- _WHAT NEEDS TO BE DONE_: Please set down every record exactly as it appears below.

== == ==

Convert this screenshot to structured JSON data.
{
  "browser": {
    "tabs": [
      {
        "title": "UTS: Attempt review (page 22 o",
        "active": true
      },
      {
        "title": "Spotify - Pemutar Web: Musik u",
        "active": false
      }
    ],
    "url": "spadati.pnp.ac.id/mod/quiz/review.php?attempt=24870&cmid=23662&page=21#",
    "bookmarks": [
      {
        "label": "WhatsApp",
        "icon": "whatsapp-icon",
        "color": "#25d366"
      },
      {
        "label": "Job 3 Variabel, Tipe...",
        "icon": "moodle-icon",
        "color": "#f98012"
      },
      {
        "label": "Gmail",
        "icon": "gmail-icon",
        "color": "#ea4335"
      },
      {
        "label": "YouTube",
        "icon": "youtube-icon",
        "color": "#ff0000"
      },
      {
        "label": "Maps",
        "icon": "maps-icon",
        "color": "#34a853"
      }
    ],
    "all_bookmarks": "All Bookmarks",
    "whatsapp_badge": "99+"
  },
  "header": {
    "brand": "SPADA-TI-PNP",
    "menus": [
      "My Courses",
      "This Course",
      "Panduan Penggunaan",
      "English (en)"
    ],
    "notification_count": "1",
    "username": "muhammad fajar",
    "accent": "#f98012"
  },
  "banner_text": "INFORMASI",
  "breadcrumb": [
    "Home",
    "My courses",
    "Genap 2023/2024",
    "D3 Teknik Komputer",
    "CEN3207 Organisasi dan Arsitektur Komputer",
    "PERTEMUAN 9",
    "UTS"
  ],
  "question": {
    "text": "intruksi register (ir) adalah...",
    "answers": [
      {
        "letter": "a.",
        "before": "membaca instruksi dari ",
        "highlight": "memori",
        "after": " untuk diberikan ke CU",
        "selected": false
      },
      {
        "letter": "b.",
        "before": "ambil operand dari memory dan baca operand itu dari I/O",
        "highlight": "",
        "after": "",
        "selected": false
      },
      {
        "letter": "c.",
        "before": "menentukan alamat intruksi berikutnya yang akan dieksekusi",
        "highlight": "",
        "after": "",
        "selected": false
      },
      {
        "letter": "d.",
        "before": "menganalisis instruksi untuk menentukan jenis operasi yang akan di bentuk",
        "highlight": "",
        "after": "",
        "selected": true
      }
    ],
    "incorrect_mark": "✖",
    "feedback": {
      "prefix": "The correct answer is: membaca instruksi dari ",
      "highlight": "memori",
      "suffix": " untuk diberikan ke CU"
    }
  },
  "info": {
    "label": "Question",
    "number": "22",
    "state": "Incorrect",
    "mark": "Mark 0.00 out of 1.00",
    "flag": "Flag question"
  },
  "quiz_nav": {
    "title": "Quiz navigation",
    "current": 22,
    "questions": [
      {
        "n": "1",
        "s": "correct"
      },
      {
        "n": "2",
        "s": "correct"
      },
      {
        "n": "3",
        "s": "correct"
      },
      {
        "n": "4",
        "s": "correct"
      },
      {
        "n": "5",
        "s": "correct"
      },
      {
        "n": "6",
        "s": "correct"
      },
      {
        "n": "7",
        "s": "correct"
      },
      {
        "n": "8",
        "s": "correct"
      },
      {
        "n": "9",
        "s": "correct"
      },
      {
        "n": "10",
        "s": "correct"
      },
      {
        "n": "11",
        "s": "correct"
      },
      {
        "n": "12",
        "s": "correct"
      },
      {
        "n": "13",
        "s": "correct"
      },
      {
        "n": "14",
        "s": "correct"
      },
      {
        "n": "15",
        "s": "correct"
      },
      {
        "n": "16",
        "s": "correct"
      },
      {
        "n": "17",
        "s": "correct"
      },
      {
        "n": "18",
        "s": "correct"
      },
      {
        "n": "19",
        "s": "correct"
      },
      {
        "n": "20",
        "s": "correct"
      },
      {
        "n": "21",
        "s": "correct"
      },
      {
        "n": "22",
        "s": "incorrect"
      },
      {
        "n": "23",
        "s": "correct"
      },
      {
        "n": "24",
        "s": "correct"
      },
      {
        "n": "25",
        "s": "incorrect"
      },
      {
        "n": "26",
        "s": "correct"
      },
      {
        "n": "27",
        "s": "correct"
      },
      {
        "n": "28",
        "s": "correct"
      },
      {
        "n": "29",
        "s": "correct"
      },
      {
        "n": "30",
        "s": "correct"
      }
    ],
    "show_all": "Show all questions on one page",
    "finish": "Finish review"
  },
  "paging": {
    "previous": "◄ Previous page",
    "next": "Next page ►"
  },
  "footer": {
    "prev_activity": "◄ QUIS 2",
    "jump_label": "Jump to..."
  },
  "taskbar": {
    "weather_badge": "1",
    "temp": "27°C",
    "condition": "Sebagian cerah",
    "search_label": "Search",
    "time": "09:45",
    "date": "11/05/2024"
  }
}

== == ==

- _YOUR RESPONSE_:
Convert this screenshot to structured JSON data.
{
  "browser": {
    "tabs": [
      {
        "title": "UTS: Attempt review (page 22 o",
        "active": true
      },
      {
        "title": "Spotify - Pemutar Web: Musik u",
        "active": false
      }
    ],
    "url": "spadati.pnp.ac.id/mod/quiz/review.php?attempt=24870&cmid=23662&page=21#",
    "bookmarks": [
      {
        "label": "WhatsApp",
        "icon": "whatsapp-icon",
        "color": "#25d366"
      },
      {
        "label": "Job 3 Variabel, Tipe...",
        "icon": "moodle-icon",
        "color": "#f98012"
      },
      {
        "label": "Gmail",
        "icon": "gmail-icon",
        "color": "#ea4335"
      },
      {
        "label": "YouTube",
        "icon": "youtube-icon",
        "color": "#ff0000"
      },
      {
        "label": "Maps",
        "icon": "maps-icon",
        "color": "#34a853"
      }
    ],
    "all_bookmarks": "All Bookmarks",
    "whatsapp_badge": "99+"
  },
  "header": {
    "brand": "SPADA-TI-PNP",
    "menus": [
      "My Courses",
      "This Course",
      "Panduan Penggunaan",
      "English (en)"
    ],
    "notification_count": "1",
    "username": "muhammad fajar",
    "accent": "#f98012"
  },
  "banner_text": "INFORMASI",
  "breadcrumb": [
    "Home",
    "My courses",
    "Genap 2023/2024",
    "D3 Teknik Komputer",
    "CEN3207 Organisasi dan Arsitektur Komputer",
    "PERTEMUAN 9",
    "UTS"
  ],
  "question": {
    "text": "intruksi register (ir) adalah...",
    "answers": [
      {
        "letter": "a.",
        "before": "membaca instruksi dari ",
        "highlight": "memori",
        "after": " untuk diberikan ke CU",
        "selected": false
      },
      {
        "letter": "b.",
        "before": "ambil operand dari memory dan baca operand itu dari I/O",
        "highlight": "",
        "after": "",
        "selected": false
      },
      {
        "letter": "c.",
        "before": "menentukan alamat intruksi berikutnya yang akan dieksekusi",
        "highlight": "",
        "after": "",
        "selected": false
      },
      {
        "letter": "d.",
        "before": "menganalisis instruksi untuk menentukan jenis operasi yang akan di bentuk",
        "highlight": "",
        "after": "",
        "selected": true
      }
    ],
    "incorrect_mark": "✖",
    "feedback": {
      "prefix": "The correct answer is: membaca instruksi dari ",
      "highlight": "memori",
      "suffix": " untuk diberikan ke CU"
    }
  },
  "info": {
    "label": "Question",
    "number": "22",
    "state": "Incorrect",
    "mark": "Mark 0.00 out of 1.00",
    "flag": "Flag question"
  },
  "quiz_nav": {
    "title": "Quiz navigation",
    "current": 22,
    "questions": [
      {
        "n": "1",
        "s": "correct"
      },
      {
        "n": "2",
        "s": "correct"
      },
      {
        "n": "3",
        "s": "correct"
      },
      {
        "n": "4",
        "s": "correct"
      },
      {
        "n": "5",
        "s": "correct"
      },
      {
        "n": "6",
        "s": "correct"
      },
      {
        "n": "7",
        "s": "correct"
      },
      {
        "n": "8",
        "s": "correct"
      },
      {
        "n": "9",
        "s": "correct"
      },
      {
        "n": "10",
        "s": "correct"
      },
      {
        "n": "11",
        "s": "correct"
      },
      {
        "n": "12",
        "s": "correct"
      },
      {
        "n": "13",
        "s": "correct"
      },
      {
        "n": "14",
        "s": "correct"
      },
      {
        "n": "15",
        "s": "correct"
      },
      {
        "n": "16",
        "s": "correct"
      },
      {
        "n": "17",
        "s": "correct"
      },
      {
        "n": "18",
        "s": "correct"
      },
      {
        "n": "19",
        "s": "correct"
      },
      {
        "n": "20",
        "s": "correct"
      },
      {
        "n": "21",
        "s": "correct"
      },
      {
        "n": "22",
        "s": "incorrect"
      },
      {
        "n": "23",
        "s": "correct"
      },
      {
        "n": "24",
        "s": "correct"
      },
      {
        "n": "25",
        "s": "incorrect"
      },
      {
        "n": "26",
        "s": "correct"
      },
      {
        "n": "27",
        "s": "correct"
      },
      {
        "n": "28",
        "s": "correct"
      },
      {
        "n": "29",
        "s": "correct"
      },
      {
        "n": "30",
        "s": "correct"
      }
    ],
    "show_all": "Show all questions on one page",
    "finish": "Finish review"
  },
  "paging": {
    "previous": "◄ Previous page",
    "next": "Next page ►"
  },
  "footer": {
    "prev_activity": "◄ QUIS 2",
    "jump_label": "Jump to..."
  },
  "taskbar": {
    "weather_badge": "1",
    "temp": "27°C",
    "condition": "Sebagian cerah",
    "search_label": "Search",
    "time": "09:45",
    "date": "11/05/2024"
  }
}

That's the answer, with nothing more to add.